These are the rooflights in the rear of the lounge. Nick and Dan are working on the stonework in the small gable in the end of the kitchen.
This happened when the panes of glass were being carried in. One of them just caught the edge of a scaffolding pole. A replacement was already on order by the time the installers had left. It will be replaced next week (at their cost).
There is a large square picture window in the new extension. It is big. Very picture. You step up into it to get from the lounge into the master bedroom.
The ashlar blocks (three of them) that form the window will were heavy enough. But the ashlar jambs (the bits that go up the sides) are enormous and weigh in at 640kgs – far too heavy to be lifted by hand. But to use a crane, you have to be able to attach (safely) the stone to the lifting hook. The builders had a metal plate made with an eyelet. This was then bolted and glued to the back of the stone work. This allowed the stone to be attached without leaving any marks on the outside faces.
There were smiles around once these pieces reach their final resting place.
The large pieces of ashlar are on the telehandler lying on their backs. The crane will lift these up one by one using the metal plate that has been fixed to the back of the stone.
A metal plate with an eyelet has been bolted and glued to the back of the stone. This will be left in place as it is behind all the stonework and will not be seen.
Once roughly in position, the column is nudged into it’s final location while most of the weight is still being held by the crane. No one wants this to topple over as they will be no stopping it once it starts to go.

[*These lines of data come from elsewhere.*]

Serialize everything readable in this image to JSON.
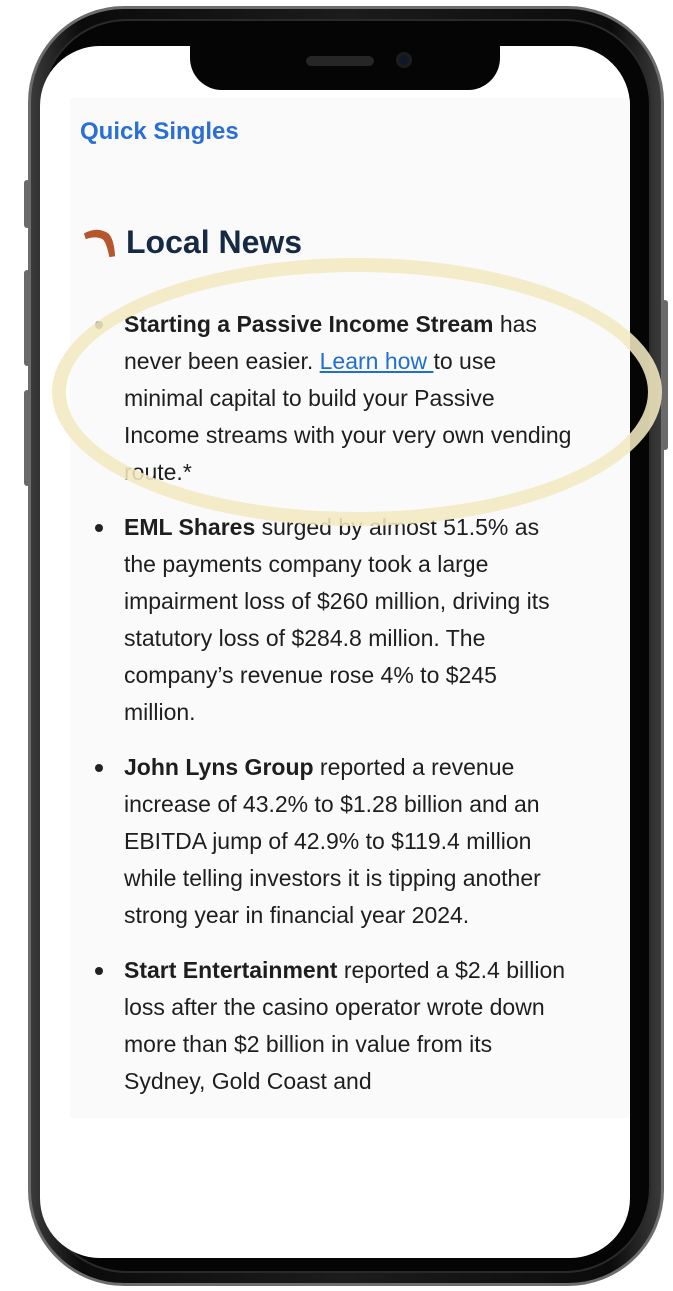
{
  "page": {
    "quick_link": "Quick Singles",
    "section_title": "Local News"
  },
  "icons": {
    "section_icon": "boomerang-icon"
  },
  "news": [
    {
      "headline": "Starting a Passive Income Stream",
      "text_before": " has never been easier. ",
      "link": "Learn how ",
      "text_after": "to use minimal capital to build your Passive Income streams with your very own vending route.*"
    },
    {
      "headline": "EML Shares",
      "text_before": " surged by almost 51.5% as the payments company took a large impairment loss of $260 million, driving its statutory loss of $284.8 million. The company’s revenue rose 4% to $245 million."
    },
    {
      "headline": "John Lyns Group",
      "text_before": " reported a revenue increase of 43.2% to $1.28 billion and an EBITDA jump of 42.9% to $119.4 million while telling investors it is tipping another strong year in financial year 2024."
    },
    {
      "headline": "Start Entertainment",
      "text_before": " reported a $2.4 billion loss after the casino operator wrote down more than $2 billion in value from its Sydney, Gold Coast and"
    }
  ],
  "colors": {
    "link": "#2a6fd6",
    "title": "#162a44",
    "highlight": "#f3e8c0"
  }
}
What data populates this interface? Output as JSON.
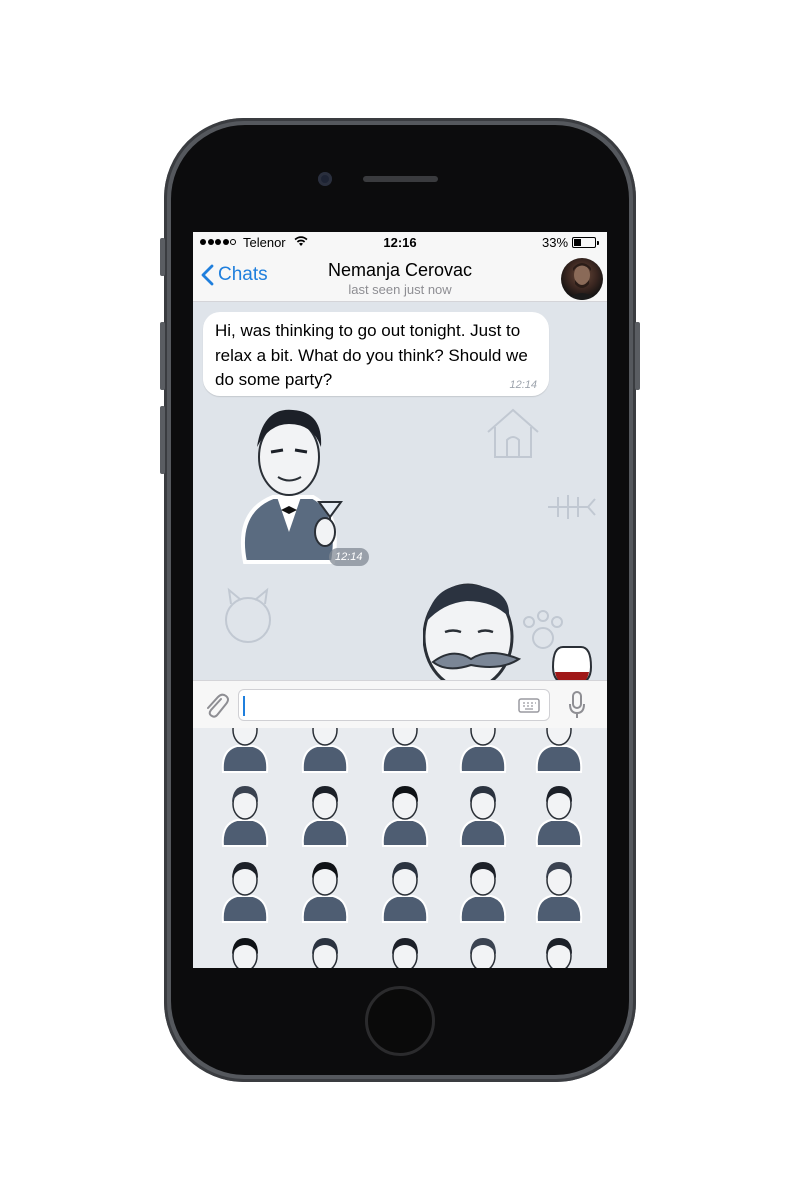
{
  "status_bar": {
    "carrier": "Telenor",
    "time": "12:16",
    "battery_percent": "33%",
    "battery_level": 0.33
  },
  "nav": {
    "back_label": "Chats",
    "title": "Nemanja Cerovac",
    "subtitle": "last seen just now"
  },
  "messages": [
    {
      "type": "text",
      "text": "Hi, was thinking to go out tonight. Just to relax a bit. What do you think? Should we do some party?",
      "time": "12:14"
    },
    {
      "type": "sticker",
      "sticker": "gentleman-with-martini-sticker",
      "time": "12:14"
    },
    {
      "type": "sticker",
      "sticker": "mustached-gentleman-with-wine-sticker"
    }
  ],
  "input": {
    "value": "",
    "placeholder": ""
  },
  "colors": {
    "accent": "#1f7fdd",
    "chat_background": "#dfe4ea",
    "sticker_panel": "#e8ebef"
  }
}
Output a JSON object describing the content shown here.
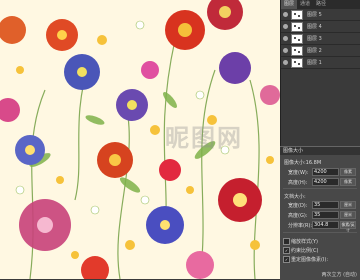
{
  "panel": {
    "tabs": [
      "图层",
      "通道",
      "路径"
    ],
    "layers": [
      {
        "name": "图层 5"
      },
      {
        "name": "图层 4"
      },
      {
        "name": "图层 3"
      },
      {
        "name": "图层 2"
      },
      {
        "name": "图层 1"
      }
    ]
  },
  "dialog": {
    "title": "图像大小",
    "size_label": "图像大小:16.8M",
    "width_label": "宽度(W):",
    "width_value": "4200",
    "width_unit": "像素",
    "height_label": "高度(H):",
    "height_value": "4200",
    "height_unit": "像素",
    "doc_size_label": "文档大小:",
    "doc_width_label": "宽度(D):",
    "doc_width_value": "35",
    "doc_width_unit": "厘米",
    "doc_height_label": "高度(G):",
    "doc_height_value": "35",
    "doc_height_unit": "厘米",
    "resolution_label": "分辨率(R):",
    "resolution_value": "304.8",
    "resolution_unit": "像素/英寸",
    "scale_styles": "缩放样式(Y)",
    "constrain": "约束比例(C)",
    "resample": "重定图像像素(I):",
    "footer": "两次立方 (自动)"
  },
  "watermark": "昵图网"
}
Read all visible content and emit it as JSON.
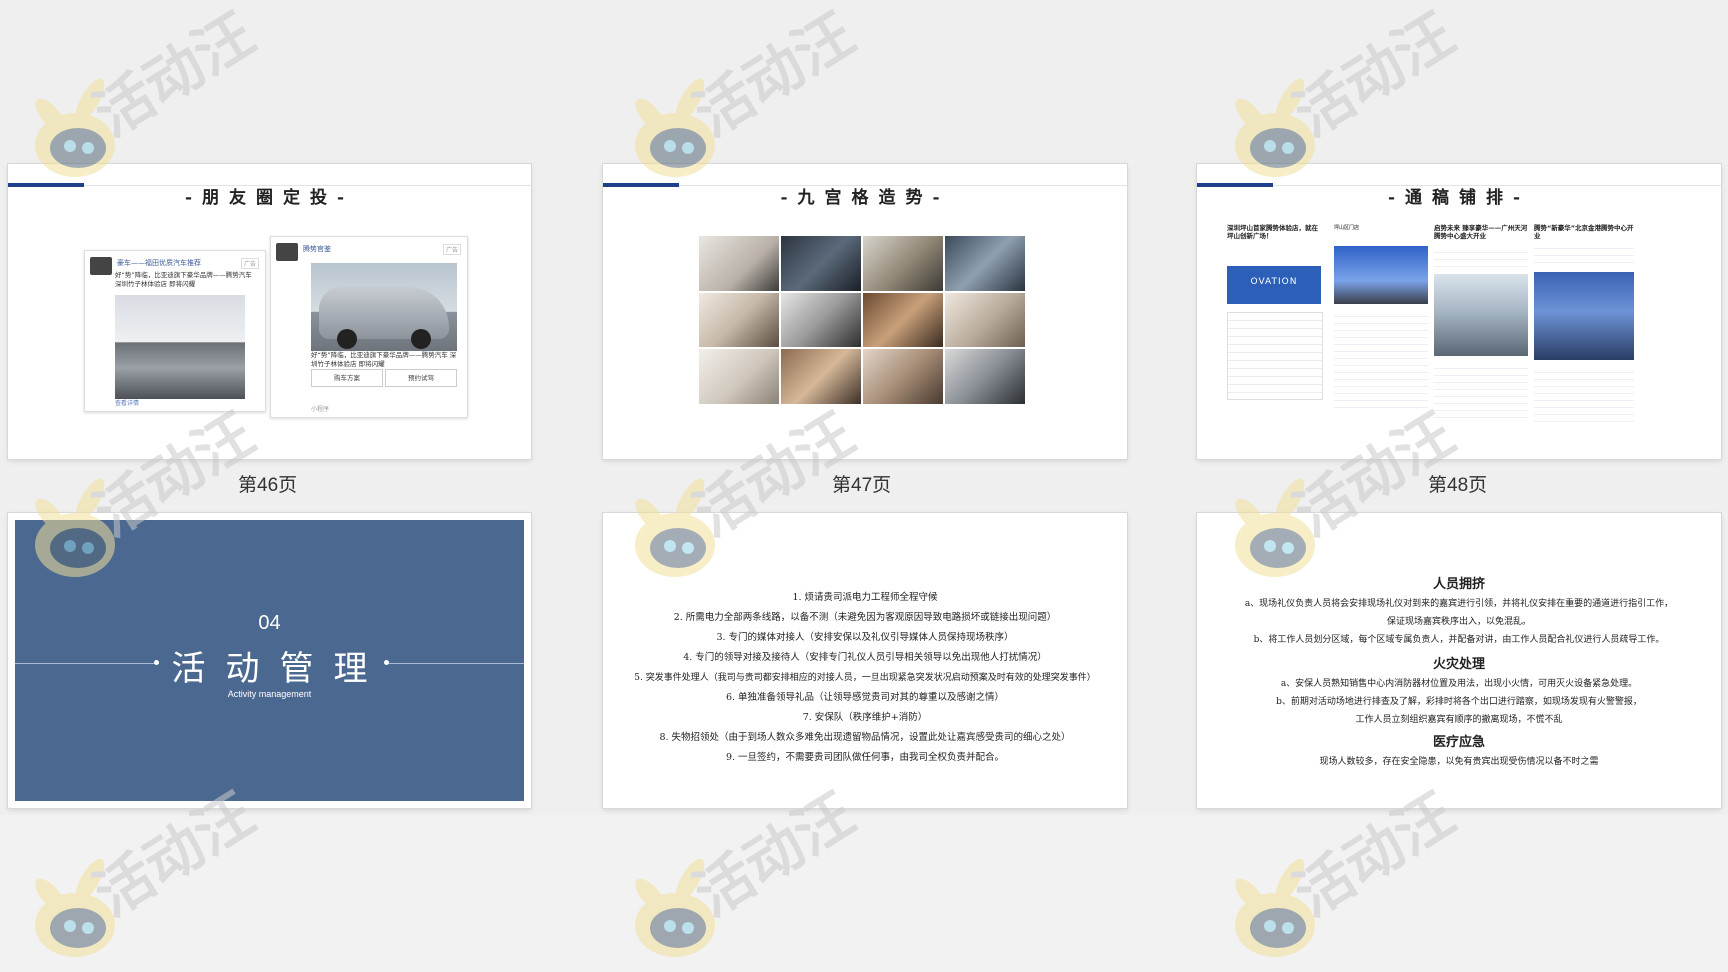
{
  "slides": [
    {
      "page_label": "第46页",
      "title": "-朋友圈定投-",
      "posts": [
        {
          "name": "豪车——福田优质汽车推荐",
          "tag": "广告",
          "text": "好“势”降临，比亚迪旗下豪华品牌——腾势汽车 深圳竹子林体验店 即将闪耀",
          "footer": "查看详情"
        },
        {
          "name": "腾势官鉴",
          "tag": "广告",
          "text": "好“势”降临，比亚迪旗下豪华品牌——腾势汽车 深圳竹子林体验店 即将闪耀",
          "button1": "购车方案",
          "button2": "预约试驾",
          "footer": "小程序"
        }
      ]
    },
    {
      "page_label": "第47页",
      "title": "-九宫格造势-"
    },
    {
      "page_label": "第48页",
      "title": "-通稿铺排-",
      "articles": [
        {
          "headline": "深圳坪山首家腾势体验店，就在坪山创新广场！",
          "logo": "OVATION"
        },
        {
          "headline": "坪山区门店"
        },
        {
          "headline": "启势未来 臻享豪华——广州天河腾势中心盛大开业"
        },
        {
          "headline": "腾势“新豪华”北京金港腾势中心开业"
        }
      ]
    },
    {
      "number": "04",
      "title": "活动管理",
      "subtitle": "Activity management"
    },
    {
      "items": [
        "1. 烦请贵司派电力工程师全程守候",
        "2. 所需电力全部两条线路，以备不测（未避免因为客观原因导致电路损坏或链接出现问题）",
        "3. 专门的媒体对接人（安排安保以及礼仪引导媒体人员保持现场秩序）",
        "4. 专门的领导对接及接待人（安排专门礼仪人员引导相关领导以免出现他人打扰情况）",
        "5. 突发事件处理人（我司与贵司都安排相应的对接人员，一旦出现紧急突发状况启动预案及时有效的处理突发事件）",
        "6. 单独准备领导礼品（让领导感觉贵司对其的尊重以及感谢之情）",
        "7. 安保队（秩序维护+消防）",
        "8. 失物招领处（由于到场人数众多难免出现遗留物品情况，设置此处让嘉宾感受贵司的细心之处）",
        "9. 一旦签约，不需要贵司团队做任何事，由我司全权负责并配合。"
      ]
    },
    {
      "sections": [
        {
          "heading": "人员拥挤",
          "lines": [
            "a、现场礼仪负责人员将会安排现场礼仪对到来的嘉宾进行引领，并将礼仪安排在重要的通道进行指引工作，",
            "保证现场嘉宾秩序出入，以免混乱。",
            "b、将工作人员划分区域，每个区域专属负责人，并配备对讲，由工作人员配合礼仪进行人员疏导工作。"
          ]
        },
        {
          "heading": "火灾处理",
          "lines": [
            "a、安保人员熟知销售中心内消防器材位置及用法，出现小火情，可用灭火设备紧急处理。",
            "b、前期对活动场地进行排查及了解，彩排时将各个出口进行踏察，如现场发现有火警警报，",
            "工作人员立刻组织嘉宾有顺序的撤离现场，不慌不乱"
          ]
        },
        {
          "heading": "医疗应急",
          "lines": [
            "现场人数较多，存在安全隐患，以免有贵宾出现受伤情况以备不时之需"
          ]
        }
      ]
    }
  ],
  "watermark": "活动汪",
  "colors": {
    "accent": "#1f3f8a",
    "section_bg": "#4a6890",
    "background": "#efefef"
  }
}
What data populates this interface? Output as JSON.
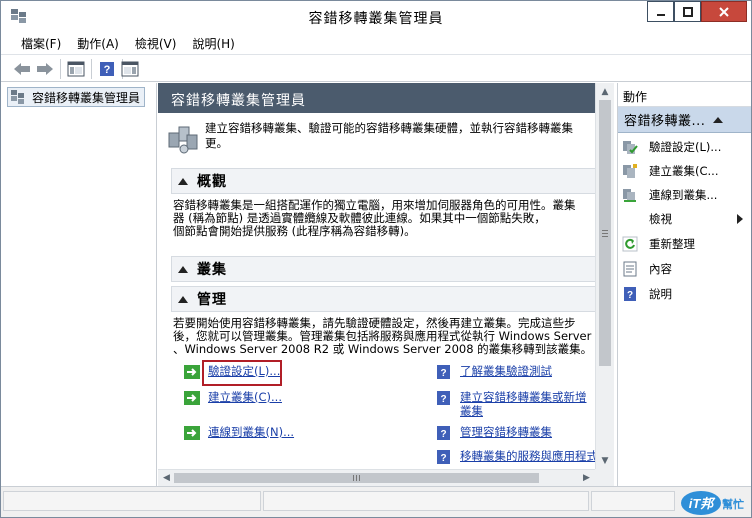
{
  "window": {
    "title": "容錯移轉叢集管理員",
    "controls": {
      "minimize": "minimize",
      "maximize": "maximize",
      "close": "close"
    }
  },
  "menubar": {
    "items": [
      "檔案(F)",
      "動作(A)",
      "檢視(V)",
      "說明(H)"
    ]
  },
  "toolbar": {
    "buttons": [
      "back-arrow-icon",
      "forward-arrow-icon",
      "show-tree-icon",
      "help-icon",
      "show-action-pane-icon"
    ]
  },
  "tree": {
    "root_label": "容錯移轉叢集管理員"
  },
  "center": {
    "header": "容錯移轉叢集管理員",
    "intro_line1": "建立容錯移轉叢集、驗證可能的容錯移轉叢集硬體，並執行容錯移轉叢集",
    "intro_line2": "更。",
    "overview": {
      "title": "概觀",
      "line1": "容錯移轉叢集是一組搭配運作的獨立電腦，用來增加伺服器角色的可用性。叢集",
      "line2": "器 (稱為節點) 是透過實體纜線及軟體彼此連線。如果其中一個節點失敗，",
      "line3": "個節點會開始提供服務 (此程序稱為容錯移轉)。"
    },
    "clusters": {
      "title": "叢集"
    },
    "management": {
      "title": "管理",
      "line1": "若要開始使用容錯移轉叢集，請先驗證硬體設定，然後再建立叢集。完成這些步",
      "line2": "後，您就可以管理叢集。管理叢集包括將服務與應用程式從執行 Windows Server",
      "line3": "、Windows Server 2008 R2 或 Windows Server 2008 的叢集移轉到該叢集。",
      "left_links": [
        "驗證設定(L)...",
        "建立叢集(C)...",
        "連線到叢集(N)..."
      ],
      "right_links": [
        [
          "了解叢集驗證測試"
        ],
        [
          "建立容錯移轉叢集或新增",
          "叢集"
        ],
        [
          "管理容錯移轉叢集"
        ],
        [
          "移轉叢集的服務與應用程式"
        ]
      ]
    }
  },
  "actions": {
    "header": "動作",
    "group": "容錯移轉叢...",
    "items": [
      "驗證設定(L)...",
      "建立叢集(C...",
      "連線到叢集...",
      "檢視",
      "重新整理",
      "內容",
      "說明"
    ]
  },
  "watermark": {
    "text1": "iT邦",
    "text2": "幫忙"
  },
  "colors": {
    "header_bg": "#4b5b6d",
    "link": "#1a3fa8",
    "focus_border": "#b11e27",
    "close_button": "#c7483c",
    "selection": "#c9d8ea"
  }
}
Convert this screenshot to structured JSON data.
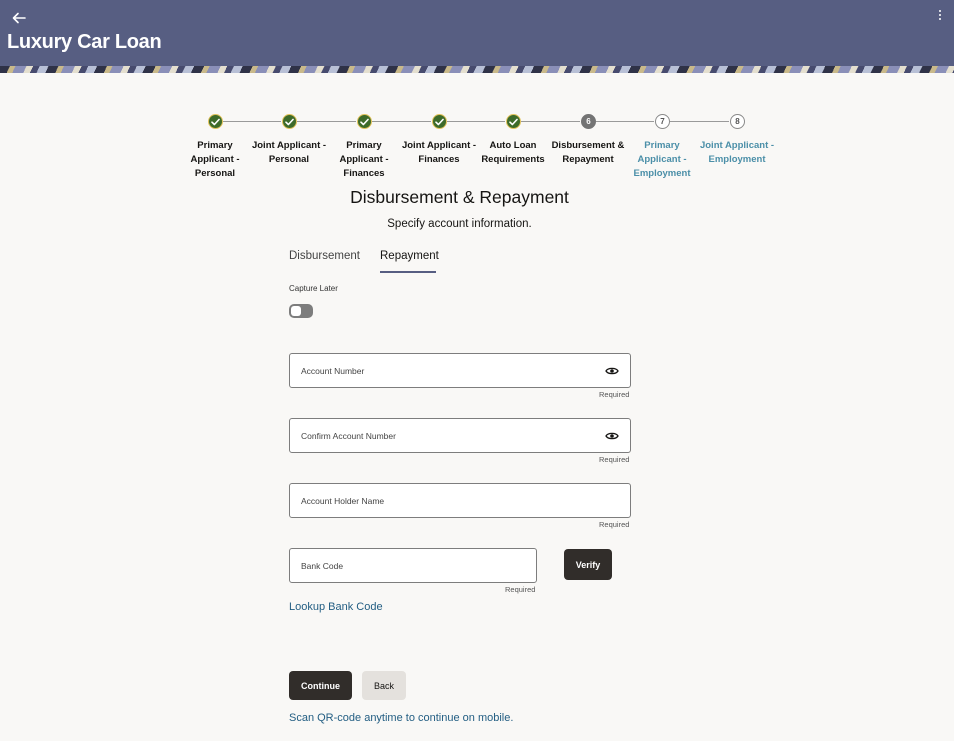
{
  "header": {
    "title": "Luxury Car Loan"
  },
  "stepper": {
    "steps": [
      {
        "label": "Primary Applicant - Personal",
        "status": "done",
        "number": ""
      },
      {
        "label": "Joint Applicant - Personal",
        "status": "done",
        "number": ""
      },
      {
        "label": "Primary Applicant - Finances",
        "status": "done",
        "number": ""
      },
      {
        "label": "Joint Applicant - Finances",
        "status": "done",
        "number": ""
      },
      {
        "label": "Auto Loan Requirements",
        "status": "done",
        "number": ""
      },
      {
        "label": "Disbursement & Repayment",
        "status": "current",
        "number": "6"
      },
      {
        "label": "Primary Applicant - Employment",
        "status": "todo",
        "number": "7"
      },
      {
        "label": "Joint Applicant - Employment",
        "status": "todo",
        "number": "8"
      }
    ]
  },
  "main": {
    "title": "Disbursement & Repayment",
    "subtitle": "Specify account information.",
    "tabs": [
      {
        "label": "Disbursement",
        "active": false
      },
      {
        "label": "Repayment",
        "active": true
      }
    ],
    "capture_later_label": "Capture Later",
    "capture_later_on": false,
    "fields": {
      "account_number": {
        "placeholder": "Account Number",
        "hint": "Required"
      },
      "confirm_account_number": {
        "placeholder": "Confirm Account Number",
        "hint": "Required"
      },
      "account_holder_name": {
        "placeholder": "Account Holder Name",
        "hint": "Required"
      },
      "bank_code": {
        "placeholder": "Bank Code",
        "hint": "Required"
      }
    },
    "verify_label": "Verify",
    "lookup_link": "Lookup Bank Code",
    "continue_label": "Continue",
    "back_label": "Back",
    "qr_link": "Scan QR-code anytime to continue on mobile."
  },
  "colors": {
    "header": "#575e82",
    "done": "#3d6b2a",
    "link": "#235e83",
    "primary_button": "#312d2a"
  },
  "icons": [
    "back-arrow-icon",
    "more-vertical-icon",
    "check-icon",
    "eye-icon"
  ]
}
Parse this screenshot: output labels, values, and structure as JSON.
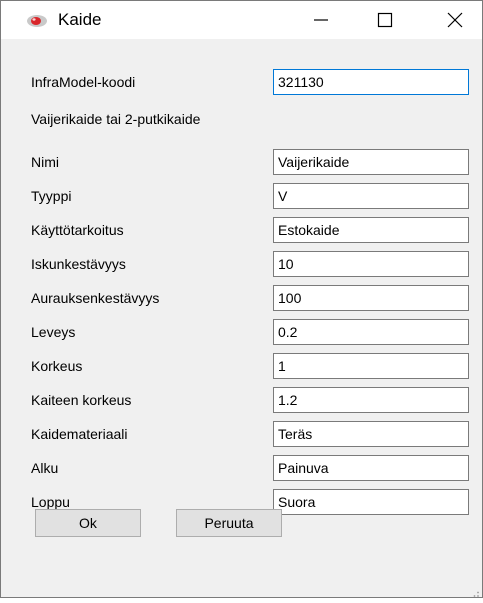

This peices of ashlar weigh in at around 640kgs (according to the crane operator). They are far too heavy to be lifted by hand and they are still a challenge even with a crane to get into exact position.
The head is fairly easy to get into position with a couple of straps around it.